* _Problem description_:
Retype every record exactly. Skip the images.

* _Source material_:

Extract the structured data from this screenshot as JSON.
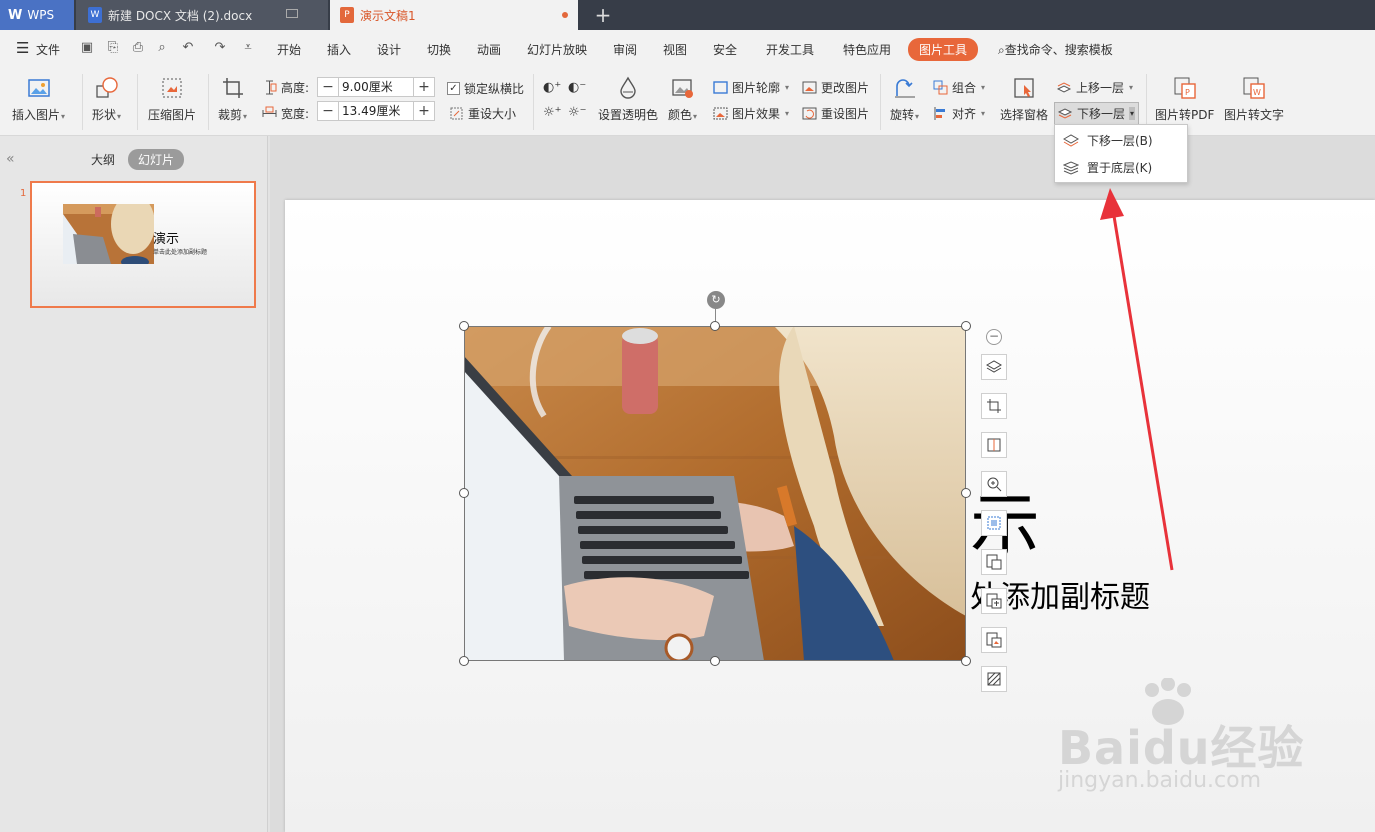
{
  "titlebar": {
    "wps_label": "WPS",
    "doc_tab": "新建 DOCX 文档 (2).docx",
    "ppt_tab": "演示文稿1",
    "new_tab": "+"
  },
  "menubar": {
    "file": "文件",
    "items": [
      "开始",
      "插入",
      "设计",
      "切换",
      "动画",
      "幻灯片放映",
      "审阅",
      "视图",
      "安全",
      "开发工具",
      "特色应用"
    ],
    "active": "图片工具",
    "search": "查找命令、搜索模板"
  },
  "ribbon": {
    "insert_image": "插入图片",
    "shape": "形状",
    "compress": "压缩图片",
    "crop": "裁剪",
    "height_label": "高度:",
    "height_value": "9.00厘米",
    "width_label": "宽度:",
    "width_value": "13.49厘米",
    "lock_ratio": "锁定纵横比",
    "reset_size": "重设大小",
    "set_transparent": "设置透明色",
    "color": "颜色",
    "outline": "图片轮廓",
    "effects": "图片效果",
    "change_image": "更改图片",
    "reset_image": "重设图片",
    "rotate": "旋转",
    "group": "组合",
    "align": "对齐",
    "selection_pane": "选择窗格",
    "bring_forward": "上移一层",
    "send_backward": "下移一层",
    "to_pdf": "图片转PDF",
    "to_text": "图片转文字"
  },
  "dropdown": {
    "items": [
      "下移一层(B)",
      "置于底层(K)"
    ]
  },
  "leftpanel": {
    "outline_tab": "大纲",
    "slides_tab": "幻灯片",
    "slide_number": "1",
    "thumb_title": "演示",
    "thumb_subtitle": "单击此处添加副标题"
  },
  "slide": {
    "title_visible": "演示",
    "subtitle_visible": "单击此处添加副标题"
  },
  "watermark": {
    "logo": "Baidu经验",
    "url": "jingyan.baidu.com"
  },
  "colors": {
    "accent": "#e8673a",
    "titlebar": "#373d48",
    "wps_blue": "#4a72c4",
    "arrow_red": "#e8323a"
  }
}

* _Answer to this exercise_:
Extract the structured data from this screenshot as JSON.
{
  "titlebar": {
    "wps_label": "WPS",
    "doc_tab": "新建 DOCX 文档 (2).docx",
    "ppt_tab": "演示文稿1",
    "new_tab": "+"
  },
  "menubar": {
    "file": "文件",
    "items": [
      "开始",
      "插入",
      "设计",
      "切换",
      "动画",
      "幻灯片放映",
      "审阅",
      "视图",
      "安全",
      "开发工具",
      "特色应用"
    ],
    "active": "图片工具",
    "search": "查找命令、搜索模板"
  },
  "ribbon": {
    "insert_image": "插入图片",
    "shape": "形状",
    "compress": "压缩图片",
    "crop": "裁剪",
    "height_label": "高度:",
    "height_value": "9.00厘米",
    "width_label": "宽度:",
    "width_value": "13.49厘米",
    "lock_ratio": "锁定纵横比",
    "reset_size": "重设大小",
    "set_transparent": "设置透明色",
    "color": "颜色",
    "outline": "图片轮廓",
    "effects": "图片效果",
    "change_image": "更改图片",
    "reset_image": "重设图片",
    "rotate": "旋转",
    "group": "组合",
    "align": "对齐",
    "selection_pane": "选择窗格",
    "bring_forward": "上移一层",
    "send_backward": "下移一层",
    "to_pdf": "图片转PDF",
    "to_text": "图片转文字"
  },
  "dropdown": {
    "items": [
      "下移一层(B)",
      "置于底层(K)"
    ]
  },
  "leftpanel": {
    "outline_tab": "大纲",
    "slides_tab": "幻灯片",
    "slide_number": "1",
    "thumb_title": "演示",
    "thumb_subtitle": "单击此处添加副标题"
  },
  "slide": {
    "title_visible": "演示",
    "subtitle_visible": "单击此处添加副标题"
  },
  "watermark": {
    "logo": "Baidu经验",
    "url": "jingyan.baidu.com"
  },
  "colors": {
    "accent": "#e8673a",
    "titlebar": "#373d48",
    "wps_blue": "#4a72c4",
    "arrow_red": "#e8323a"
  }
}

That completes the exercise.